(INPUT DATA Opens)
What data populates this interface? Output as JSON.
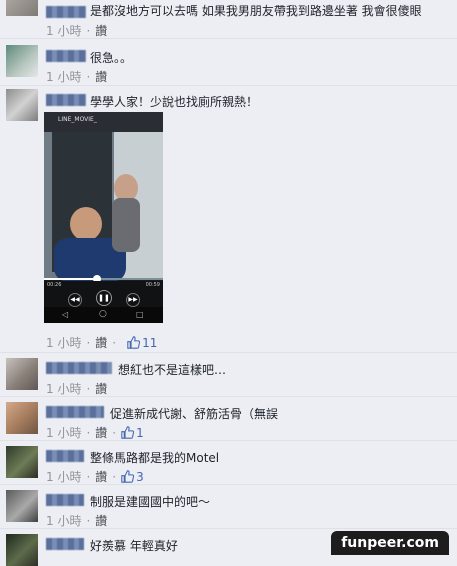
{
  "comments": [
    {
      "text": "是都沒地方可以去嗎 如果我男朋友帶我到路邊坐著 我會很傻眼",
      "time": "1 小時",
      "like_label": "讚"
    },
    {
      "text": "很急。。",
      "time": "1 小時",
      "like_label": "讚"
    },
    {
      "text": "學學人家！少說也找廁所親熱！",
      "time": "1 小時",
      "like_label": "讚",
      "likes": "11"
    },
    {
      "text": "想紅也不是這樣吧…",
      "time": "1 小時",
      "like_label": "讚"
    },
    {
      "text": "促進新成代謝、舒筋活骨（無誤",
      "time": "1 小時",
      "like_label": "讚",
      "likes": "1"
    },
    {
      "text": "整條馬路都是我的Motel",
      "time": "1 小時",
      "like_label": "讚",
      "likes": "3"
    },
    {
      "text": "制服是建國國中的吧～",
      "time": "1 小時",
      "like_label": "讚"
    },
    {
      "text": "好羨慕 年輕真好"
    }
  ],
  "video": {
    "title": "LINE_MOVIE_",
    "elapsed": "00:26",
    "duration": "00:59",
    "progress": 0.45
  },
  "watermark": "funpeer.com",
  "colors": {
    "background": "#eceef3",
    "link": "#4267b2",
    "meta": "#90949c"
  },
  "icons": [
    "like-thumb-icon",
    "play-pause-icon",
    "rewind-icon",
    "fast-forward-icon",
    "back-icon",
    "home-icon",
    "recent-apps-icon"
  ]
}
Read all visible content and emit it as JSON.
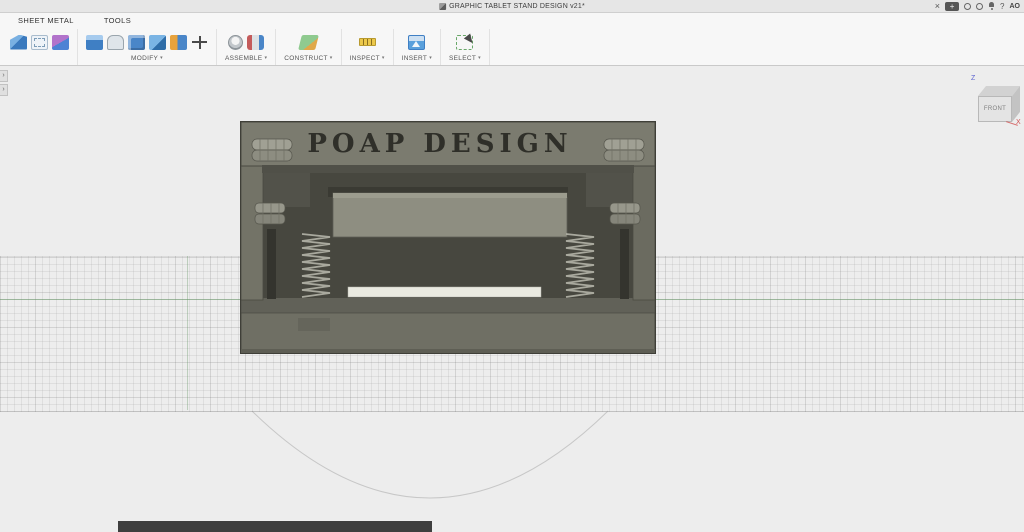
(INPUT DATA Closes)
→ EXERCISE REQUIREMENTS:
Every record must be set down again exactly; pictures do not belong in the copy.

→ FINISHED EXERCISE:
What data populates this interface? Output as JSON.
{
  "comments": [
    {
      "text": "是都沒地方可以去嗎 如果我男朋友帶我到路邊坐著 我會很傻眼",
      "time": "1 小時",
      "like_label": "讚"
    },
    {
      "text": "很急。。",
      "time": "1 小時",
      "like_label": "讚"
    },
    {
      "text": "學學人家！少說也找廁所親熱！",
      "time": "1 小時",
      "like_label": "讚",
      "likes": "11"
    },
    {
      "text": "想紅也不是這樣吧…",
      "time": "1 小時",
      "like_label": "讚"
    },
    {
      "text": "促進新成代謝、舒筋活骨（無誤",
      "time": "1 小時",
      "like_label": "讚",
      "likes": "1"
    },
    {
      "text": "整條馬路都是我的Motel",
      "time": "1 小時",
      "like_label": "讚",
      "likes": "3"
    },
    {
      "text": "制服是建國國中的吧～",
      "time": "1 小時",
      "like_label": "讚"
    },
    {
      "text": "好羨慕 年輕真好"
    }
  ],
  "video": {
    "title": "LINE_MOVIE_",
    "elapsed": "00:26",
    "duration": "00:59",
    "progress": 0.45
  },
  "watermark": "funpeer.com",
  "colors": {
    "background": "#eceef3",
    "link": "#4267b2",
    "meta": "#90949c"
  },
  "icons": [
    "like-thumb-icon",
    "play-pause-icon",
    "rewind-icon",
    "fast-forward-icon",
    "back-icon",
    "home-icon",
    "recent-apps-icon"
  ]
}
Read all visible content and emit it as JSON.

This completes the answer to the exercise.